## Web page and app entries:

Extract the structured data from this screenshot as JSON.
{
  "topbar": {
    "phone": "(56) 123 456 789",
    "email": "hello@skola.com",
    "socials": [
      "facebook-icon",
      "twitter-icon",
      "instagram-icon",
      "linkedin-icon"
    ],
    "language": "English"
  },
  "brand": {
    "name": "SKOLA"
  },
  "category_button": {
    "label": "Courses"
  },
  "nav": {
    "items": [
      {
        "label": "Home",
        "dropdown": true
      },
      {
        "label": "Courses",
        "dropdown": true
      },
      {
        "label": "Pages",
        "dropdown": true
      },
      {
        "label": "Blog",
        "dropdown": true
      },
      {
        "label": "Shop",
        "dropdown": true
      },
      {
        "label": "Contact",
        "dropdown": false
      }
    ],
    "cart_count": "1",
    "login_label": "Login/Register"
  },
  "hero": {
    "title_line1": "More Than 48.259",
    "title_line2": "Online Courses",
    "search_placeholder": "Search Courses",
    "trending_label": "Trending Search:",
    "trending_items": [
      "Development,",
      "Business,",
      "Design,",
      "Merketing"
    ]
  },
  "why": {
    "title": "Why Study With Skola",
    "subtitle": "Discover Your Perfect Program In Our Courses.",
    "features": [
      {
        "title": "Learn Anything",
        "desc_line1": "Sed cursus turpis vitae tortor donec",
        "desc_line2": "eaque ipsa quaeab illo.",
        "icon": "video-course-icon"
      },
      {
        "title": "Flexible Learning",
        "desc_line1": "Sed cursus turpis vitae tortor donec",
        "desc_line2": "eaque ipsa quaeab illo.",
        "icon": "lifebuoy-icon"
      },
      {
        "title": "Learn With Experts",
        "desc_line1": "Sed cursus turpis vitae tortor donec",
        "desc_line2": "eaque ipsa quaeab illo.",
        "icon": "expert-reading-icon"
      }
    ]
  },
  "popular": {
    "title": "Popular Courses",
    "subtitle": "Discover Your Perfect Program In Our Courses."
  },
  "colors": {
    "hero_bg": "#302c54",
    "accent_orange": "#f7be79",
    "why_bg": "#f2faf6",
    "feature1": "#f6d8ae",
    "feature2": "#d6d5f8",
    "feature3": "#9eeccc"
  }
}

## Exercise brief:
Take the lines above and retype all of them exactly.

## Solution to this task:
Extract the structured data from this screenshot as JSON.
{
  "topbar": {
    "phone": "(56) 123 456 789",
    "email": "hello@skola.com",
    "socials": [
      "facebook-icon",
      "twitter-icon",
      "instagram-icon",
      "linkedin-icon"
    ],
    "language": "English"
  },
  "brand": {
    "name": "SKOLA"
  },
  "category_button": {
    "label": "Courses"
  },
  "nav": {
    "items": [
      {
        "label": "Home",
        "dropdown": true
      },
      {
        "label": "Courses",
        "dropdown": true
      },
      {
        "label": "Pages",
        "dropdown": true
      },
      {
        "label": "Blog",
        "dropdown": true
      },
      {
        "label": "Shop",
        "dropdown": true
      },
      {
        "label": "Contact",
        "dropdown": false
      }
    ],
    "cart_count": "1",
    "login_label": "Login/Register"
  },
  "hero": {
    "title_line1": "More Than 48.259",
    "title_line2": "Online Courses",
    "search_placeholder": "Search Courses",
    "trending_label": "Trending Search:",
    "trending_items": [
      "Development,",
      "Business,",
      "Design,",
      "Merketing"
    ]
  },
  "why": {
    "title": "Why Study With Skola",
    "subtitle": "Discover Your Perfect Program In Our Courses.",
    "features": [
      {
        "title": "Learn Anything",
        "desc_line1": "Sed cursus turpis vitae tortor donec",
        "desc_line2": "eaque ipsa quaeab illo.",
        "icon": "video-course-icon"
      },
      {
        "title": "Flexible Learning",
        "desc_line1": "Sed cursus turpis vitae tortor donec",
        "desc_line2": "eaque ipsa quaeab illo.",
        "icon": "lifebuoy-icon"
      },
      {
        "title": "Learn With Experts",
        "desc_line1": "Sed cursus turpis vitae tortor donec",
        "desc_line2": "eaque ipsa quaeab illo.",
        "icon": "expert-reading-icon"
      }
    ]
  },
  "popular": {
    "title": "Popular Courses",
    "subtitle": "Discover Your Perfect Program In Our Courses."
  },
  "colors": {
    "hero_bg": "#302c54",
    "accent_orange": "#f7be79",
    "why_bg": "#f2faf6",
    "feature1": "#f6d8ae",
    "feature2": "#d6d5f8",
    "feature3": "#9eeccc"
  }
}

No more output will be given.